Last Saturday, Hispanic Heritage Month officially began. For 25 years, the Library of Congress, the Smithsonian, and a host of other museums and groups have celebrated Hispanic and Latino contributions to American history and culture. But this year’s celebrations are especially bittersweet, says Jose Miguel Leyva in the Progressive, when we consider the realities immigrants continue to face. After years of soaring rhetoric and patient activism, Latinos are “still being taken for granted by politicians of both parties.” The Obama administration in particular, despite inclusive language and a recent much-touted executive order, has pursued some of the most draconian immigration policies in decades, Leyva says. Most young immigrants lacking papers will be ineligible for “deferred action,” as well as Obamacare. “Latinos deserve substantive actions,” says Leyva, “not the hollow promises of politicians trying to curry favor with us at election time.”
Want to protect voting rights? There’s an app for that, says Maegan E. Ortiz in Colorlines. Pennsylvania’s voter ID law might well be toast, but laws in other states could still disenfranchise millions of voters.

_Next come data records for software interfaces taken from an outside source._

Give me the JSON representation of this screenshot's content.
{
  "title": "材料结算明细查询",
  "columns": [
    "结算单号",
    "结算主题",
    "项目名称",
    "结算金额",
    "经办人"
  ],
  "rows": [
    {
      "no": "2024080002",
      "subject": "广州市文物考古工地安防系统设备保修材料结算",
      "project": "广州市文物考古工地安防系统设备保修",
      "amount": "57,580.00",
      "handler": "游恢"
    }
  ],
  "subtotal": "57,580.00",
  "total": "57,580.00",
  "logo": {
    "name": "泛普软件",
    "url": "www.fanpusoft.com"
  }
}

That’s why minority communities across the country are using social media to register, inform, and support as many voters as possible between now and November, says Ortiz. Campaigns like Native Vote use Facebook and webinars to boost Native Americans’ typically low turnout, while Nuestra Elección! aims to target eligible Spanish-speakers and curb voter suppression.
Despite the unprecedented drop in immigration from Mexico since 2000, deportations have reached an all-time high. A new report from the Department Homeland Security shows that last year, the government deported nearly 400,000 undocumented immigrants, says Common Dreams. According to ICE records, that number has been growing quickly in recent years, up from 291,000 in 2007.

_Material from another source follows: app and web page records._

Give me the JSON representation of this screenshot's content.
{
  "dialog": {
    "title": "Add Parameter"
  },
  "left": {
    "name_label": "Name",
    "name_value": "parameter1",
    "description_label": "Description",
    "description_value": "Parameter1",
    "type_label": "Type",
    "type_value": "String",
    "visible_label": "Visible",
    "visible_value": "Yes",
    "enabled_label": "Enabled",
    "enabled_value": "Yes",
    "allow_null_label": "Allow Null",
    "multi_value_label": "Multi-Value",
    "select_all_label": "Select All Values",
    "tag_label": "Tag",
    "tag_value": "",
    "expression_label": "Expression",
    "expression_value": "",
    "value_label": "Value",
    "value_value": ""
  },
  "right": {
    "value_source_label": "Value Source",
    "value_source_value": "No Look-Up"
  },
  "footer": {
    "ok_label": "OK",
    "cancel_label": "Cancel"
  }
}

Video: author Junot Diaz on immigrant rights and why Americans are still in a state of denial about the contributions of undocumented immigrants. “We should be able to recognize as a community the people who do the heavy lifting, and stop afflicting them,” Diaz says. “Our contributions have to be honored.”
On May Day 2006, millions of undocumented protesters breathed new life into an old, largely forgotten holiday. That day, the Day Without Immigrants, the streets of dozens of U.S. cities erupted with marches and actions as immigrants called for humane laws and treatment and raised awareness of their importance to American society. The 2006 actions, which marked a turning point in the immigrant rights movement, also signaled a new chapter in labor history. Since then, May Day has begun to approach its historical significance among American workers, from the 2008 West Coast port shutdown to this year’s mass demonstrations in support of Occupy and workers’ rights. Not to mention the over one million immigrant rights activists who took to the streets on May Day 2010.
Immigrants and workers are natural allies, say Ana Avendaño and Charlie Fanning in Dissent, and they’re now coming together in a big way. While some of the most high profile immigration activism in recent years has centered on the DREAM Act, many activists are now embracing a broader set of goals, and using organized labor to make them a reality. From the CLEAN Carwash Campaign in Los Angeles to No Papers No Fear, immigration activists are increasingly seeing workplaces as battlegrounds and unions as natural partners. What’s more, these alliances have expanded their scope to questions of community organizing and social justice, and in some ways resemble a burgeoning social movement, say Avendaño and Fanning. “This kind of grassroots mobilization holds much promise for those who dream of a more democratic future,” they say.